Mutheu Kasanga of the Kenya Private Schools Association pleaded with the Ministry of Education not to close schools even if cases surge.
"As of now we know that children are safer in schools than at home, thus the need of keeping schools open as long as possible; this is the recommended by the WHO and Unicef. Closing should be the last resort," she told the Star.
Kenya Parents Association chairman Nicholas Maiyo said amid a looming fourth wave, the government lacks a plan for schools.
“The fact of the matter is we haven't done much to ensure that the schools stay safe. We haven't done much to measure the level of danger,” Maiyo said.
He said parents are also divided—some are terrified to have children in school in case of a fourth wave, while others are desperate to have the institutions remain open.
Indimuli Kahi, the Kenya Secondary School Heads Association, told the Star that the best preventive measures for learners will be use of masks in schools.
“Those vaccinated will also be required to keep their masks on as well as they too are likely still spread Covid,” he said.
With the pandemic receding for every vaccine that reaches an arm, Kahi remained hopeful more teachers and school workers will get the jab.
The latest data by the Teachers Service Commission in May revealed that 152,641 teachers had been inoculated before the end of the first phase of vaccination.
However, the Ministry of Health yesterday played down the threat of a fourth wave.
Director of Public Health Dr Francis Kuria told the Star the country should not panic just because the WHO says infections are rising in Africa.
"There should be an advisory from the ministry if that happens. You don't scare Kenyans because WHO thinks so; you look at the science nationally, it is not a roadside declaration," he said.
Private hospitals are also stocking up not to be caught unprepared in case numbers rise.
Parklands-based MP Shah Hospital has constructed a new oxygen production plant, which will be launched by Health CS Mutahi Kagwe on Tuesday.
Head of biomedical engineering and maintenance Millicent Alooh said at the height of the third wave, demand for medical oxygen shot up from 20-30 cylinders a day to 100 minimum.
“Having a production plant at the hospital is the only cheaper option and one that can effectively handle the high demand of oxygen hospitals are facing,” Alooh said.
However, chairman of the Kenya Association of Private Hospitals Dr Abdi Mohammed said they have not received any help from the government.
"We even use our cold chains to store the AstraZeneca vaccine, but the only thing we received is the vaccine, which we give for free," he said.
In its statement, the WHO said people must now adhere to Covid-19 prevention protocols because vaccination rates are too low in Africa.

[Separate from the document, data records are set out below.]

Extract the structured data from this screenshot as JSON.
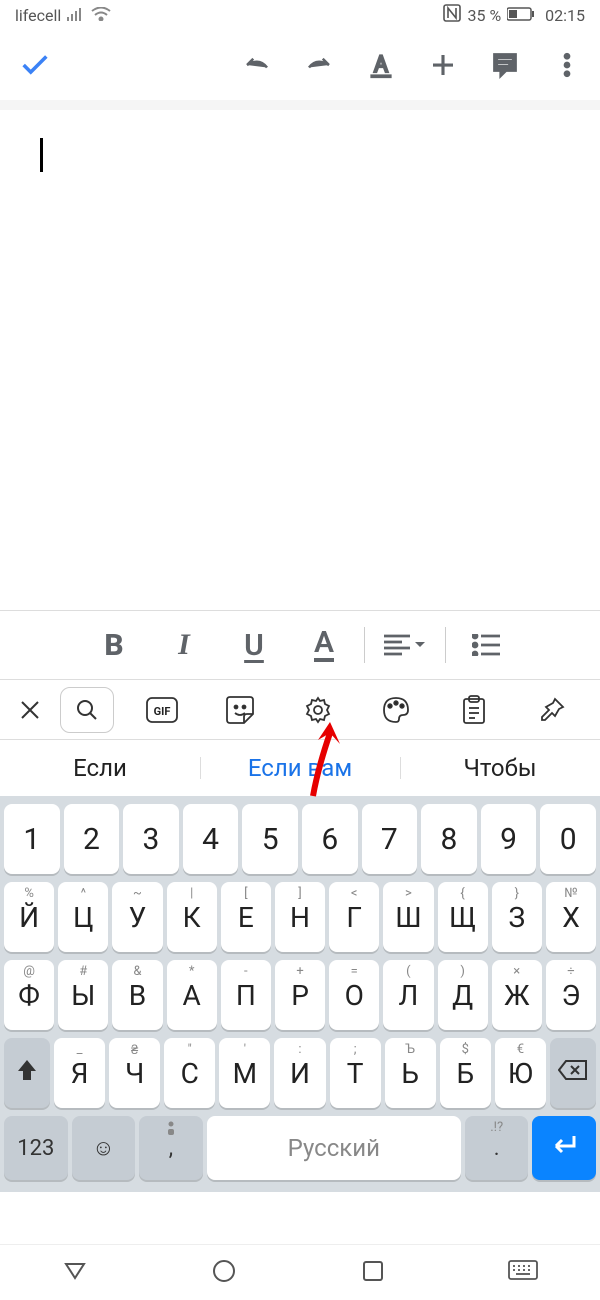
{
  "status_bar": {
    "carrier": "lifecell",
    "battery_percent": "35 %",
    "time": "02:15"
  },
  "format_bar": {
    "bold": "B",
    "italic": "I",
    "underline": "U",
    "color": "A"
  },
  "suggestions": {
    "s1": "Если",
    "s2": "Если вам",
    "s3": "Чтобы"
  },
  "keyboard": {
    "numbers": [
      "1",
      "2",
      "3",
      "4",
      "5",
      "6",
      "7",
      "8",
      "9",
      "0"
    ],
    "row2": [
      {
        "m": "Й",
        "h": "%"
      },
      {
        "m": "Ц",
        "h": "^"
      },
      {
        "m": "У",
        "h": "~"
      },
      {
        "m": "К",
        "h": "|"
      },
      {
        "m": "Е",
        "h": "["
      },
      {
        "m": "Н",
        "h": "]"
      },
      {
        "m": "Г",
        "h": "<"
      },
      {
        "m": "Ш",
        "h": ">"
      },
      {
        "m": "Щ",
        "h": "{"
      },
      {
        "m": "З",
        "h": "}"
      },
      {
        "m": "Х",
        "h": "№"
      }
    ],
    "row3": [
      {
        "m": "Ф",
        "h": "@"
      },
      {
        "m": "Ы",
        "h": "#"
      },
      {
        "m": "В",
        "h": "&"
      },
      {
        "m": "А",
        "h": "*"
      },
      {
        "m": "П",
        "h": "-"
      },
      {
        "m": "Р",
        "h": "+"
      },
      {
        "m": "О",
        "h": "="
      },
      {
        "m": "Л",
        "h": "("
      },
      {
        "m": "Д",
        "h": ")"
      },
      {
        "m": "Ж",
        "h": "×"
      },
      {
        "m": "Э",
        "h": "÷"
      }
    ],
    "row4": [
      {
        "m": "Я",
        "h": "_"
      },
      {
        "m": "Ч",
        "h": "₴"
      },
      {
        "m": "С",
        "h": "\""
      },
      {
        "m": "М",
        "h": "'"
      },
      {
        "m": "И",
        "h": ":"
      },
      {
        "m": "Т",
        "h": ";"
      },
      {
        "m": "Ь",
        "h": "Ъ"
      },
      {
        "m": "Б",
        "h": "$"
      },
      {
        "m": "Ю",
        "h": "€"
      }
    ],
    "bottom": {
      "sym": "123",
      "comma": ",",
      "space": "Русский",
      "period": ".",
      "period_hint": ".!?"
    }
  }
}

In total, 48.6 million doses have been received on the continent and 31.4 million doses have been administered in 50 countries.
Altogether, only around two per cent of the population has received at least one dose of the Covid-19 vaccine, compared to 24 per cent globally.
In Kenya, a total of 975, 835 people had received their first dose of the vaccine on Monday while 13, 194 had received their second dose.
“While many countries outside Africa have now vaccinated their high-priority groups and are able to even consider vaccinating their children, African countries are unable to even follow up with second doses for high-risk groups," said WHO Africa director Moeti.
"I’m urging countries that have reached a significant vaccination coverage to release doses and keep the most vulnerable Africans out of critical care,” she added in a statement.